▶ [Work task] For the entries below, state how many lines include the string "true", and write nothing besides that number.

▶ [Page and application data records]
________
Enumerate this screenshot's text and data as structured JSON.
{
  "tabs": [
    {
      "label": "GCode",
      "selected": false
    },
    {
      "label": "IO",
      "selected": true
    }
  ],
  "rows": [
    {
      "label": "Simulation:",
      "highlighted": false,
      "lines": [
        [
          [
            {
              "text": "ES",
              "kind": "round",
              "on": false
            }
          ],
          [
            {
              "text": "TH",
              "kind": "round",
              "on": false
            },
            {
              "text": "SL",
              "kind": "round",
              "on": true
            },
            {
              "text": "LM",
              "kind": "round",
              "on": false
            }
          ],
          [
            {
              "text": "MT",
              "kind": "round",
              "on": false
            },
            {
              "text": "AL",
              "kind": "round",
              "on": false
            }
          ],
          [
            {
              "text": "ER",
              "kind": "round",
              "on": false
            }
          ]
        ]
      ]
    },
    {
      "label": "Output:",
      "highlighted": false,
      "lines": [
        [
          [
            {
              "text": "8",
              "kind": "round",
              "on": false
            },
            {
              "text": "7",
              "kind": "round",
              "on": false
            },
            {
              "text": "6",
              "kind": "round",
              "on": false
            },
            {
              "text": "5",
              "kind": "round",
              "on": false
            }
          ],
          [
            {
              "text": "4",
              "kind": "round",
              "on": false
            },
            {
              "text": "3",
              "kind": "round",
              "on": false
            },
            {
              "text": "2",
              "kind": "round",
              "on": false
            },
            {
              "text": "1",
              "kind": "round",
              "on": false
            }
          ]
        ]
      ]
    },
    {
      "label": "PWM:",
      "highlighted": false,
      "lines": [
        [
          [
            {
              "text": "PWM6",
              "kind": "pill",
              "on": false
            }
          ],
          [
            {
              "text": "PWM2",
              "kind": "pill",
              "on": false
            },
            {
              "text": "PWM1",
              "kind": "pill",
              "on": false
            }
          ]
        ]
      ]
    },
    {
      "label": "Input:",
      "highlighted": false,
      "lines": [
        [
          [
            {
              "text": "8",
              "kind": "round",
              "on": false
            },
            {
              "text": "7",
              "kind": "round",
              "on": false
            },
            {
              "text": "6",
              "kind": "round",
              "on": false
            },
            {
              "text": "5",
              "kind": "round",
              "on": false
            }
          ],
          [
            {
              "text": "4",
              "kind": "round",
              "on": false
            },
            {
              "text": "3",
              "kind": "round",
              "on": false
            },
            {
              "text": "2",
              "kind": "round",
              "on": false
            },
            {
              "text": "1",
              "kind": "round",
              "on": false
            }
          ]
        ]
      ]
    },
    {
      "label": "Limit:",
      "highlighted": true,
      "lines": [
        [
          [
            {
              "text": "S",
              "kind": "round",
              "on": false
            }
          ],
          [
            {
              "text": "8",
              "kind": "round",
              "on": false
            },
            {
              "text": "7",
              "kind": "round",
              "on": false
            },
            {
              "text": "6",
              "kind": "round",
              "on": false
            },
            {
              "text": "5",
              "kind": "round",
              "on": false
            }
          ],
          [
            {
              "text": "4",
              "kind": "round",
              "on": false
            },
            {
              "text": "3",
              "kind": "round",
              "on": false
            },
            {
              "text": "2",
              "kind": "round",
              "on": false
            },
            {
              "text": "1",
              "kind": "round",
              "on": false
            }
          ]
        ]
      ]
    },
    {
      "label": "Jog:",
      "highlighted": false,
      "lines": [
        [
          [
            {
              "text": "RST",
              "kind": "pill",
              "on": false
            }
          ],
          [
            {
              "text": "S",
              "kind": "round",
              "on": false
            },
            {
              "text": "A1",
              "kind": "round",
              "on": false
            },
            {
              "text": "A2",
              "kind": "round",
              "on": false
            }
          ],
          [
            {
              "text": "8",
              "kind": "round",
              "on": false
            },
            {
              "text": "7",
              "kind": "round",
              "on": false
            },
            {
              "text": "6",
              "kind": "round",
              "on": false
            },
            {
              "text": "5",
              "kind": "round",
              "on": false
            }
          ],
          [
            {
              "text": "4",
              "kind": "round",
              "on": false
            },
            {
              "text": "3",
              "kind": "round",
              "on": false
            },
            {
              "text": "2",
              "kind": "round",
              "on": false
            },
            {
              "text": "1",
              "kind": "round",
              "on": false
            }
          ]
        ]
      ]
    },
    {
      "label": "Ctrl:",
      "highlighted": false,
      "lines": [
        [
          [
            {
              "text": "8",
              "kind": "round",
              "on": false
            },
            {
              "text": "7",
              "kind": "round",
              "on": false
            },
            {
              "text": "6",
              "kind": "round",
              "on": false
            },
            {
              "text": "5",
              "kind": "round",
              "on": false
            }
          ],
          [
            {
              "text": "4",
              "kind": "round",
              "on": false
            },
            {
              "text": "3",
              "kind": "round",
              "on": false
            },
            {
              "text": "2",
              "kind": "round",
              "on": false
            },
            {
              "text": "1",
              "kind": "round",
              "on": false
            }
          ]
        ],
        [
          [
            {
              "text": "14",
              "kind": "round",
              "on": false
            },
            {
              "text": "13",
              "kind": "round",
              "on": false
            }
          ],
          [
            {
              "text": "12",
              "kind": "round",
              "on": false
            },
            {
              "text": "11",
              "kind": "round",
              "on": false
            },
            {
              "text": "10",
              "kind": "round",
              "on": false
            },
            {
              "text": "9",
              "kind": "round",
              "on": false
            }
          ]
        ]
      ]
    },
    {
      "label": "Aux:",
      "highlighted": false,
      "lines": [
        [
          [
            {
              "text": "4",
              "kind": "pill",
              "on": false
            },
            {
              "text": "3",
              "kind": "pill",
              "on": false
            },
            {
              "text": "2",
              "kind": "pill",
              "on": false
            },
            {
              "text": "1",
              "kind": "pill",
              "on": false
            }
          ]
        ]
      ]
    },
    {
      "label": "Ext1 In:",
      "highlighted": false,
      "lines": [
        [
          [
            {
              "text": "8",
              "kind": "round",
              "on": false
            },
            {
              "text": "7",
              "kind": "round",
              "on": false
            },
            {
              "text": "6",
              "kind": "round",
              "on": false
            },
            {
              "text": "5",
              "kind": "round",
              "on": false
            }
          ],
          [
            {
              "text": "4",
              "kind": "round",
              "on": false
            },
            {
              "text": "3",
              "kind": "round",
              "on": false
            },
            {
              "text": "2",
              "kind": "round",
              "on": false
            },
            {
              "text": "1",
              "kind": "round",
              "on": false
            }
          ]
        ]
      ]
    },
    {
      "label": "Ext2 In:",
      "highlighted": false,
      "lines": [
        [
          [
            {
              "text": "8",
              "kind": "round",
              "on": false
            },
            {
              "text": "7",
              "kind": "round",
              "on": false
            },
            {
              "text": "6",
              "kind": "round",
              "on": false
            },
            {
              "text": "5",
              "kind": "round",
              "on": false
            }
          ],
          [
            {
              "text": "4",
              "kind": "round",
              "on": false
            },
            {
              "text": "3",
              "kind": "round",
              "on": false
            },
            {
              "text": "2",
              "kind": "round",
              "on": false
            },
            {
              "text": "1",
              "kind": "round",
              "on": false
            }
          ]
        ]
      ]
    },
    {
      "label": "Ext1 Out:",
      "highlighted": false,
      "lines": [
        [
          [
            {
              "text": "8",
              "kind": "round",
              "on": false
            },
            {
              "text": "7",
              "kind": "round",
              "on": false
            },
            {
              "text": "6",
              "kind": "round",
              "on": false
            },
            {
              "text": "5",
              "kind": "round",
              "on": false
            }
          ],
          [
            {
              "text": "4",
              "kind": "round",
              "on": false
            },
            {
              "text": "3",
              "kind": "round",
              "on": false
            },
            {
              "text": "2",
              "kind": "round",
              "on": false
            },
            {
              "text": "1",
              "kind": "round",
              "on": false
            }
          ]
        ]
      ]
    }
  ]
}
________
▶ [Response for this exercise] 3